Record set:
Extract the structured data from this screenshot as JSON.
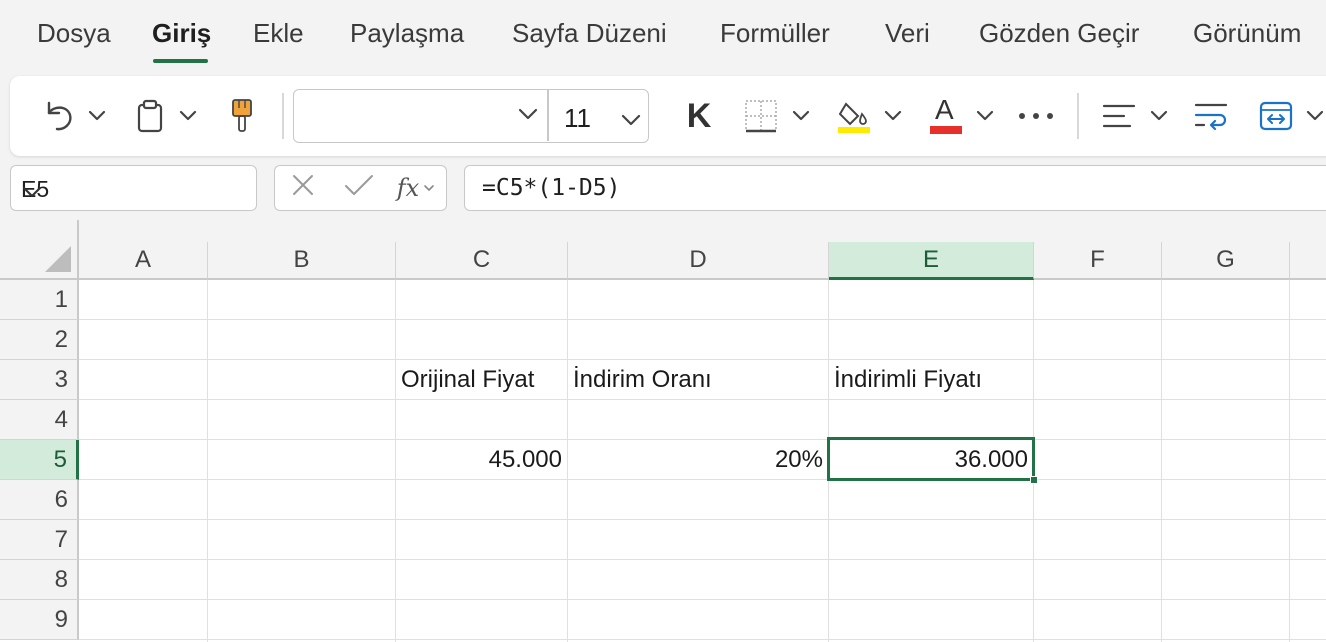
{
  "menu": {
    "tabs": [
      "Dosya",
      "Giriş",
      "Ekle",
      "Paylaşma",
      "Sayfa Düzeni",
      "Formüller",
      "Veri",
      "Gözden Geçir",
      "Görünüm"
    ],
    "active_tab": "Giriş"
  },
  "ribbon": {
    "font_name": "",
    "font_size": "11",
    "bold_label": "K",
    "font_color_letter": "A",
    "fill_color": "#ffeb00",
    "font_color": "#e8302a",
    "icons": [
      "undo-icon",
      "clipboard-icon",
      "format-painter-icon",
      "bold-icon",
      "borders-icon",
      "fill-color-icon",
      "font-color-icon",
      "more-icon",
      "align-icon",
      "wrap-text-icon",
      "merge-icon"
    ]
  },
  "formula_bar": {
    "name_box": "E5",
    "fx_label": "fx",
    "formula": "=C5*(1-D5)"
  },
  "sheet": {
    "columns": [
      "A",
      "B",
      "C",
      "D",
      "E",
      "F",
      "G"
    ],
    "rows": [
      "1",
      "2",
      "3",
      "4",
      "5",
      "6",
      "7",
      "8",
      "9"
    ],
    "selected_column": "E",
    "selected_row": "5",
    "cells": {
      "C3": "Orijinal Fiyat",
      "D3": "İndirim Oranı",
      "E3": "İndirimli Fiyatı",
      "C5": "45.000",
      "D5": "20%",
      "E5": "36.000"
    },
    "accent_color": "#217346"
  }
}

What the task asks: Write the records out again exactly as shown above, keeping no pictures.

Reply:
Extract the structured data from this screenshot as JSON.
{
  "menu": {
    "tabs": [
      "Dosya",
      "Giriş",
      "Ekle",
      "Paylaşma",
      "Sayfa Düzeni",
      "Formüller",
      "Veri",
      "Gözden Geçir",
      "Görünüm"
    ],
    "active_tab": "Giriş"
  },
  "ribbon": {
    "font_name": "",
    "font_size": "11",
    "bold_label": "K",
    "font_color_letter": "A",
    "fill_color": "#ffeb00",
    "font_color": "#e8302a",
    "icons": [
      "undo-icon",
      "clipboard-icon",
      "format-painter-icon",
      "bold-icon",
      "borders-icon",
      "fill-color-icon",
      "font-color-icon",
      "more-icon",
      "align-icon",
      "wrap-text-icon",
      "merge-icon"
    ]
  },
  "formula_bar": {
    "name_box": "E5",
    "fx_label": "fx",
    "formula": "=C5*(1-D5)"
  },
  "sheet": {
    "columns": [
      "A",
      "B",
      "C",
      "D",
      "E",
      "F",
      "G"
    ],
    "rows": [
      "1",
      "2",
      "3",
      "4",
      "5",
      "6",
      "7",
      "8",
      "9"
    ],
    "selected_column": "E",
    "selected_row": "5",
    "cells": {
      "C3": "Orijinal Fiyat",
      "D3": "İndirim Oranı",
      "E3": "İndirimli Fiyatı",
      "C5": "45.000",
      "D5": "20%",
      "E5": "36.000"
    },
    "accent_color": "#217346"
  }
}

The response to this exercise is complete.